Kidney Cancer Tumor Size, Preoperative eGFR Linked
Tumor diameter and decreased preoperative estimated glomerular filtration rate (eGFR) are independently correlated in patients undergoing surgery for renal cell carcinoma (RCC), researchers concluded.
In a study of 1,009 patients undergoing partial or radical nephrectomy for unilateral RCC, tumor diameter independently predicted decreased preoperative eGFR after controlling for race andhypertension. Decreased preoperative eGFR independently predicted increased tumor diameter, after controlling for race, smoking status, and histology.
“The relationship between renal function and RCC is currently poorly characterized, although the present study suggests that there may be an important link between these two apparently independent processes,” investigators led by Nicholas M. Donin, MD, of the Columbia University College of Physicians and Surgeons in New York, wrote in BJU International (2011;109:379-383).
For more than three decades, researchers have recognized an association between end-stage renal disease and the development of renal cortical tumors, Dr. Donin and his colleagues noted.
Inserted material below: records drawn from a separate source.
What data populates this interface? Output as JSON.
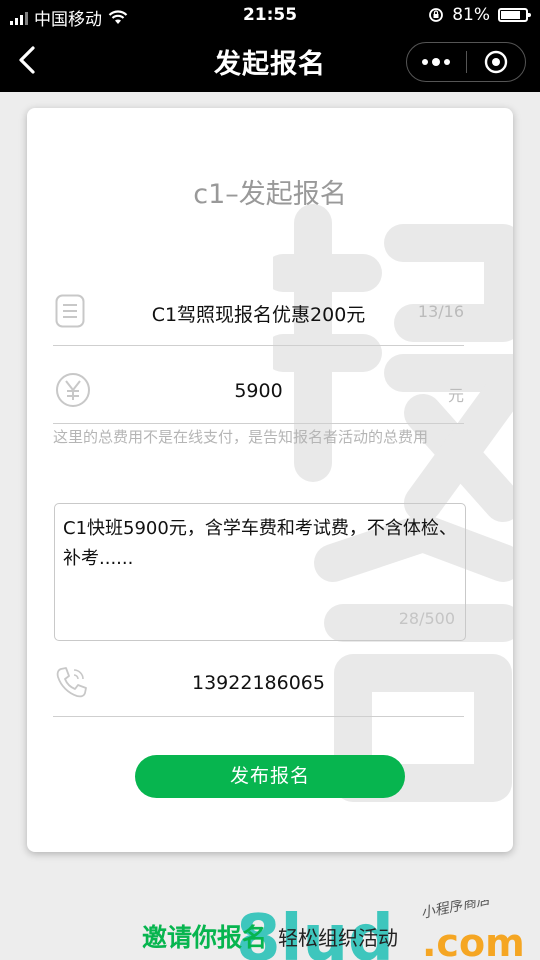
{
  "status_bar": {
    "carrier": "中国移动",
    "time": "21:55",
    "battery": "81%",
    "battery_level": 0.81
  },
  "nav": {
    "title": "发起报名"
  },
  "form": {
    "heading": "c1–发起报名",
    "title_value": "C1驾照现报名优惠200元",
    "title_counter": "13/16",
    "fee_value": "5900",
    "fee_unit": "元",
    "fee_hint": "这里的总费用不是在线支付，是告知报名者活动的总费用",
    "description": "C1快班5900元，含学车费和考试费，不含体检、补考......",
    "description_counter": "28/500",
    "phone": "13922186065",
    "submit_label": "发布报名"
  },
  "footer": {
    "slogan_green": "邀请你报名",
    "slogan_black": "轻松组织活动",
    "logo_text": "8lud.com",
    "logo_sub": "小程序商店"
  },
  "colors": {
    "accent": "#07b54f",
    "nav_bg": "#000000",
    "page_bg": "#ededed"
  },
  "icons": {
    "back": "chevron-left-icon",
    "more": "more-dots-icon",
    "close": "target-icon",
    "title_field": "document-icon",
    "fee_field": "yuan-icon",
    "phone_field": "phone-icon",
    "wifi": "wifi-icon",
    "signal": "signal-icon",
    "lock": "rotation-lock-icon",
    "battery": "battery-icon"
  }
}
Observational studies have demonstrated consistently cancer develops more frequently in patients with severely decreased eGFR than in age- and exposure-matched controls.
Dr. Donin's group said their study is the first to show an independent association between increased tumor size and decreased eGFR. In a discussion of possible mechanisms that could explain the relationship, they noted that as a tumor grows, it might destroy renal parenchyma, “either through frank invasion of parenchyma or via mechanically distorting the architecture of the kidney, compressing renal parenchyma, tubules, collecting ducts and the renal pelvis, thus preventing proper filtration.”
Another possibility is that chronic kidney disease may be the primary process and develop of RCC is secondary. CKD might initiate and/or enhance a tumor's ability to grow because of some directly trophic factors present in the uremic state, the investigators postulated.
Commenting on the new study, Daniel J. Canter, MD, Assistant Professor of Urology at Emory University in Atlanta, stated that although the study was well done, thought-provoking, and hypothesis-producing, “the real-world day-to-day clinical significance needs more elucidation.”
“If the findings in this study are validated,” Dr. Canter told Renal & Urology News, “urologists need to be cognizant of the fact that patients with larger tumors are more likely to have worse renal function and treatment decision-making needs to be tailored appropriately.”
Study patients had a mean tumor diameter of 5.29 cm and a mean pre-operative eGFR of75 mL/min/1.73 m2. Dr. Canter pointed out that a scatter plot presented by the investigators indicates that nearly all patients had an eGFR greater than 40. “What is lacking is a detailed analysis of patients' chronic kidney disease stratified by tumor size,” Dr. Canter said. “In essence, what I expect we are seeing is an under-appreciation of the prevalence of CKD in this patient cohort, as almost all patients had CKD stage III or less.”
When Dr. Canter was a fellow at Fox Chase Cancer Center in Philadelphia, he and collaborators conducted a study using the center's kidney database and found that in a population of 1,114 patients presenting with an enhancing renal mass, 22% of patients with a seemingly normal serum creatinine had CKD. “I expect we are seeing the same phenomenon here [in the new study]. However, the authors do present a novel finding in that decreasing eGFR appears to independently correlate with increasing tumor size.”
The new findings “provide further evidence of the need for nephron-sparing surgery when technically feasible,” Dr. Canter said. “Chronic kidney disease predisposes patients to significant cardiovascular and overall health risks, and preservation of renal parenchyma is paramount when approaching these patients with enhancing renal masses.”